◆ Instructions to follow ◆
Restate the data below word for word, and let no image into your version.
******************************
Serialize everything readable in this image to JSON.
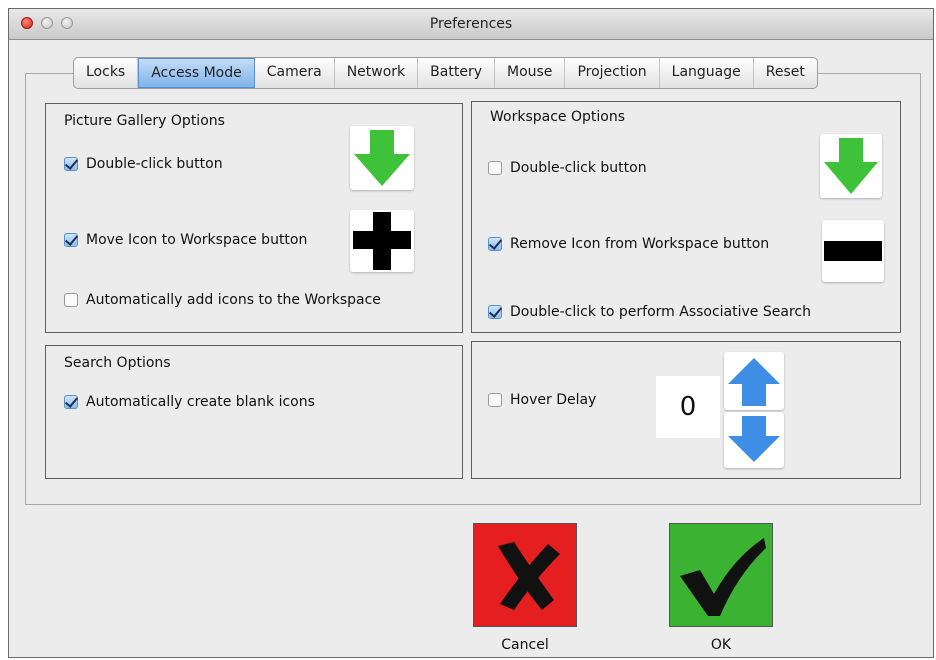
{
  "window": {
    "title": "Preferences"
  },
  "tabs": [
    "Locks",
    "Access Mode",
    "Camera",
    "Network",
    "Battery",
    "Mouse",
    "Projection",
    "Language",
    "Reset"
  ],
  "active_tab": "Access Mode",
  "picture_gallery": {
    "title": "Picture Gallery Options",
    "double_click": {
      "label": "Double-click button",
      "checked": true,
      "icon": "green-down-arrow-icon"
    },
    "move_icon": {
      "label": "Move Icon to Workspace button",
      "checked": true,
      "icon": "plus-icon"
    },
    "auto_add": {
      "label": "Automatically add icons to the Workspace",
      "checked": false
    }
  },
  "workspace": {
    "title": "Workspace Options",
    "double_click": {
      "label": "Double-click button",
      "checked": false,
      "icon": "green-down-arrow-icon"
    },
    "remove_icon": {
      "label": "Remove Icon from Workspace button",
      "checked": true,
      "icon": "minus-icon"
    },
    "associative": {
      "label": "Double-click to perform Associative Search",
      "checked": true
    }
  },
  "search": {
    "title": "Search Options",
    "auto_blank": {
      "label": "Automatically create blank icons",
      "checked": true
    }
  },
  "hover": {
    "label": "Hover Delay",
    "checked": false,
    "value": "0",
    "up_icon": "blue-up-arrow-icon",
    "down_icon": "blue-down-arrow-icon"
  },
  "buttons": {
    "cancel_label": "Cancel",
    "ok_label": "OK"
  },
  "colors": {
    "cancel": "#e51f1f",
    "ok": "#3cb232",
    "arrow_green": "#3ec23a",
    "arrow_blue": "#3e8ee6"
  }
}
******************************
◆ Worked solution ◆
Serialize everything readable in this image to JSON.
{
  "window": {
    "title": "Preferences"
  },
  "tabs": [
    "Locks",
    "Access Mode",
    "Camera",
    "Network",
    "Battery",
    "Mouse",
    "Projection",
    "Language",
    "Reset"
  ],
  "active_tab": "Access Mode",
  "picture_gallery": {
    "title": "Picture Gallery Options",
    "double_click": {
      "label": "Double-click button",
      "checked": true,
      "icon": "green-down-arrow-icon"
    },
    "move_icon": {
      "label": "Move Icon to Workspace button",
      "checked": true,
      "icon": "plus-icon"
    },
    "auto_add": {
      "label": "Automatically add icons to the Workspace",
      "checked": false
    }
  },
  "workspace": {
    "title": "Workspace Options",
    "double_click": {
      "label": "Double-click button",
      "checked": false,
      "icon": "green-down-arrow-icon"
    },
    "remove_icon": {
      "label": "Remove Icon from Workspace button",
      "checked": true,
      "icon": "minus-icon"
    },
    "associative": {
      "label": "Double-click to perform Associative Search",
      "checked": true
    }
  },
  "search": {
    "title": "Search Options",
    "auto_blank": {
      "label": "Automatically create blank icons",
      "checked": true
    }
  },
  "hover": {
    "label": "Hover Delay",
    "checked": false,
    "value": "0",
    "up_icon": "blue-up-arrow-icon",
    "down_icon": "blue-down-arrow-icon"
  },
  "buttons": {
    "cancel_label": "Cancel",
    "ok_label": "OK"
  },
  "colors": {
    "cancel": "#e51f1f",
    "ok": "#3cb232",
    "arrow_green": "#3ec23a",
    "arrow_blue": "#3e8ee6"
  }
}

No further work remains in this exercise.